- I. (2018, September 6). Discovering The 5 Personality Types – Which one are you? International College of Oriental Medicine. https://orientalmed.ac.uk/the-five-personality-types-by-galit-hughes/
- Vickers, A. J., & Linde, K. (2014). Acupuncture for Chronic Pain. JAMA, 311(9), 955. https://doi.org/10.1001/jama.2013.285478
- Zhang, T., Yan, L., Ma, S., & He, J. (2016). Human biological rhythm in traditional Chinese medicine. Journal of Traditional Chinese Medical Sciences, 3(4), 206–211. https://doi.org/10.1016/j.jtcms.2016.12.004

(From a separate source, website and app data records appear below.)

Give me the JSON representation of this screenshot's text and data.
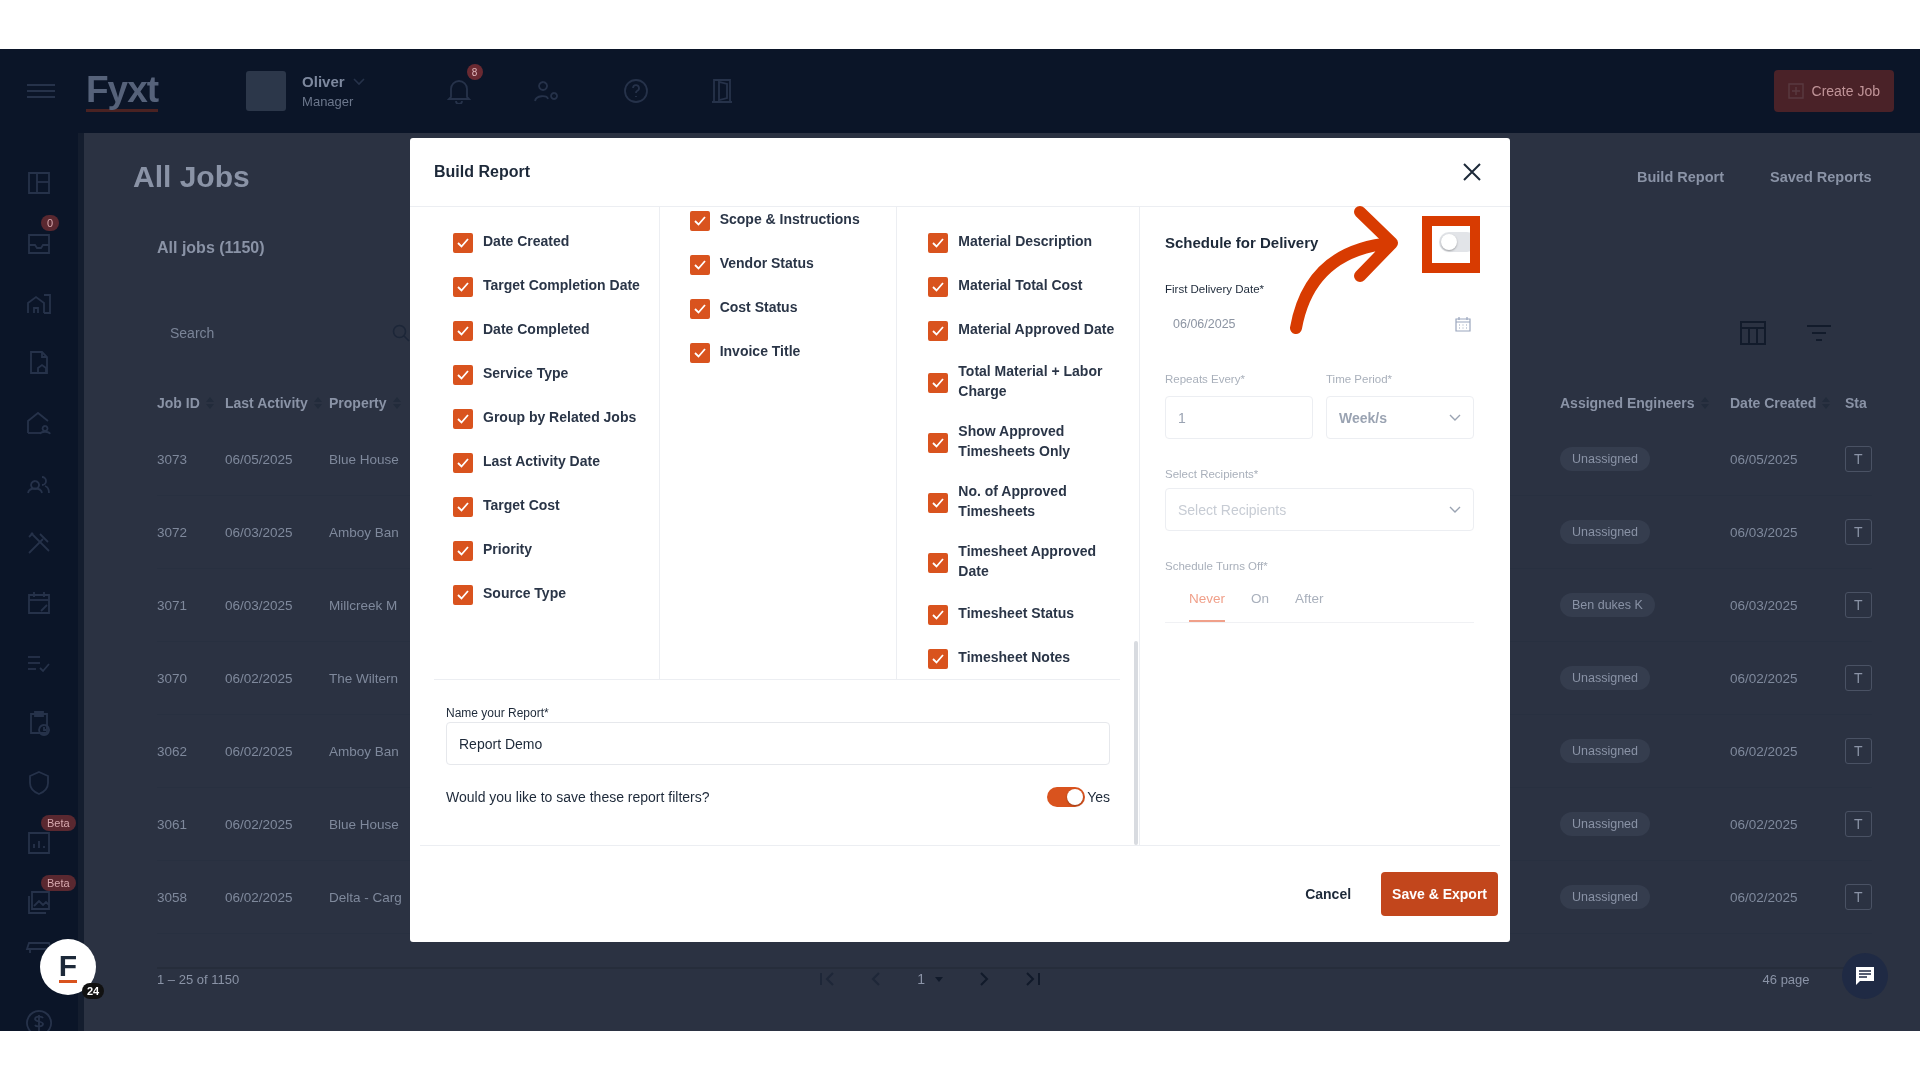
{
  "topbar": {
    "logo": "Fyxt",
    "user": {
      "name": "Oliver",
      "role": "Manager"
    },
    "notification_count": "8",
    "create_button": "Create Job"
  },
  "sidebar": {
    "inbox_badge": "0",
    "reports_badge": "Beta",
    "gallery_badge": "Beta"
  },
  "support_widget": {
    "logo": "F",
    "badge": "24"
  },
  "page": {
    "title": "All Jobs",
    "links": [
      "Build Report",
      "Saved Reports"
    ],
    "subtitle": "All jobs (1150)",
    "search": {
      "placeholder": "Search"
    }
  },
  "table": {
    "columns": [
      "Job ID",
      "Last Activity",
      "Property",
      "Assigned Engineers",
      "Date Created",
      "Sta"
    ],
    "rows": [
      {
        "job_id": "3073",
        "last_activity": "06/05/2025",
        "property": "Blue House",
        "assigned_engineers": "Unassigned",
        "date_created": "06/05/2025",
        "status": "T"
      },
      {
        "job_id": "3072",
        "last_activity": "06/03/2025",
        "property": "Amboy Ban",
        "assigned_engineers": "Unassigned",
        "date_created": "06/03/2025",
        "status": "T"
      },
      {
        "job_id": "3071",
        "last_activity": "06/03/2025",
        "property": "Millcreek M",
        "assigned_engineers": "Ben dukes K",
        "date_created": "06/03/2025",
        "status": "T"
      },
      {
        "job_id": "3070",
        "last_activity": "06/02/2025",
        "property": "The Wiltern",
        "assigned_engineers": "Unassigned",
        "date_created": "06/02/2025",
        "status": "T"
      },
      {
        "job_id": "3062",
        "last_activity": "06/02/2025",
        "property": "Amboy Ban",
        "assigned_engineers": "Unassigned",
        "date_created": "06/02/2025",
        "status": "T"
      },
      {
        "job_id": "3061",
        "last_activity": "06/02/2025",
        "property": "Blue House",
        "assigned_engineers": "Unassigned",
        "date_created": "06/02/2025",
        "status": "T"
      },
      {
        "job_id": "3058",
        "last_activity": "06/02/2025",
        "property": "Delta - Carg",
        "assigned_engineers": "Unassigned",
        "date_created": "06/02/2025",
        "status": "T"
      }
    ]
  },
  "pagination": {
    "range": "1 – 25 of 1150",
    "page": "1",
    "pages": "46 page"
  },
  "modal": {
    "title": "Build Report",
    "columns": [
      [
        {
          "label": "Date Created",
          "checked": true
        },
        {
          "label": "Target Completion Date",
          "checked": true
        },
        {
          "label": "Date Completed",
          "checked": true
        },
        {
          "label": "Service Type",
          "checked": true
        },
        {
          "label": "Group by Related Jobs",
          "checked": true
        },
        {
          "label": "Last Activity Date",
          "checked": true
        },
        {
          "label": "Target Cost",
          "checked": true
        },
        {
          "label": "Priority",
          "checked": true
        },
        {
          "label": "Source Type",
          "checked": true
        }
      ],
      [
        {
          "label": "Scope & Instructions",
          "checked": true
        },
        {
          "label": "Vendor Status",
          "checked": true
        },
        {
          "label": "Cost Status",
          "checked": true
        },
        {
          "label": "Invoice Title",
          "checked": true
        }
      ],
      [
        {
          "label": "Material Description",
          "checked": true
        },
        {
          "label": "Material Total Cost",
          "checked": true
        },
        {
          "label": "Material Approved Date",
          "checked": true
        },
        {
          "label": "Total Material + Labor Charge",
          "checked": true
        },
        {
          "label": "Show Approved Timesheets Only",
          "checked": true
        },
        {
          "label": "No. of Approved Timesheets",
          "checked": true
        },
        {
          "label": "Timesheet Approved Date",
          "checked": true
        },
        {
          "label": "Timesheet Status",
          "checked": true
        },
        {
          "label": "Timesheet Notes",
          "checked": true
        }
      ]
    ],
    "name_field": {
      "label": "Name your Report*",
      "value": "Report Demo"
    },
    "save_filters": {
      "question": "Would you like to save these report filters?",
      "on": true,
      "label": "Yes"
    },
    "schedule": {
      "title": "Schedule for Delivery",
      "on": false,
      "first_date": {
        "label": "First Delivery Date*",
        "value": "06/06/2025"
      },
      "repeats": {
        "label": "Repeats Every*",
        "value": "1"
      },
      "period": {
        "label": "Time Period*",
        "value": "Week/s"
      },
      "recipients": {
        "label": "Select Recipients*",
        "placeholder": "Select Recipients"
      },
      "turns_off": {
        "label": "Schedule Turns Off*",
        "tabs": [
          {
            "label": "Never",
            "selected": true
          },
          {
            "label": "On",
            "selected": false
          },
          {
            "label": "After",
            "selected": false
          }
        ]
      }
    },
    "buttons": {
      "cancel": "Cancel",
      "primary": "Save & Export"
    }
  }
}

- Zhen, G., Jing, J., Dan, X., Zheng, L., Fengsen, L., & Qi, S. (2017). A Randomized Controlled Study of the Yi Qi Gu Biao Pill in the Treatment of Frequent Exacerbator Phenotype in Chronic Obstructive Pulmonary Disease (Lung and Spleen Qi Deficiency Syndrome). Evidence-Based Complementary and Alternative Medicine, 2017, 1–10. https://doi.org/10.1155/2017/9130804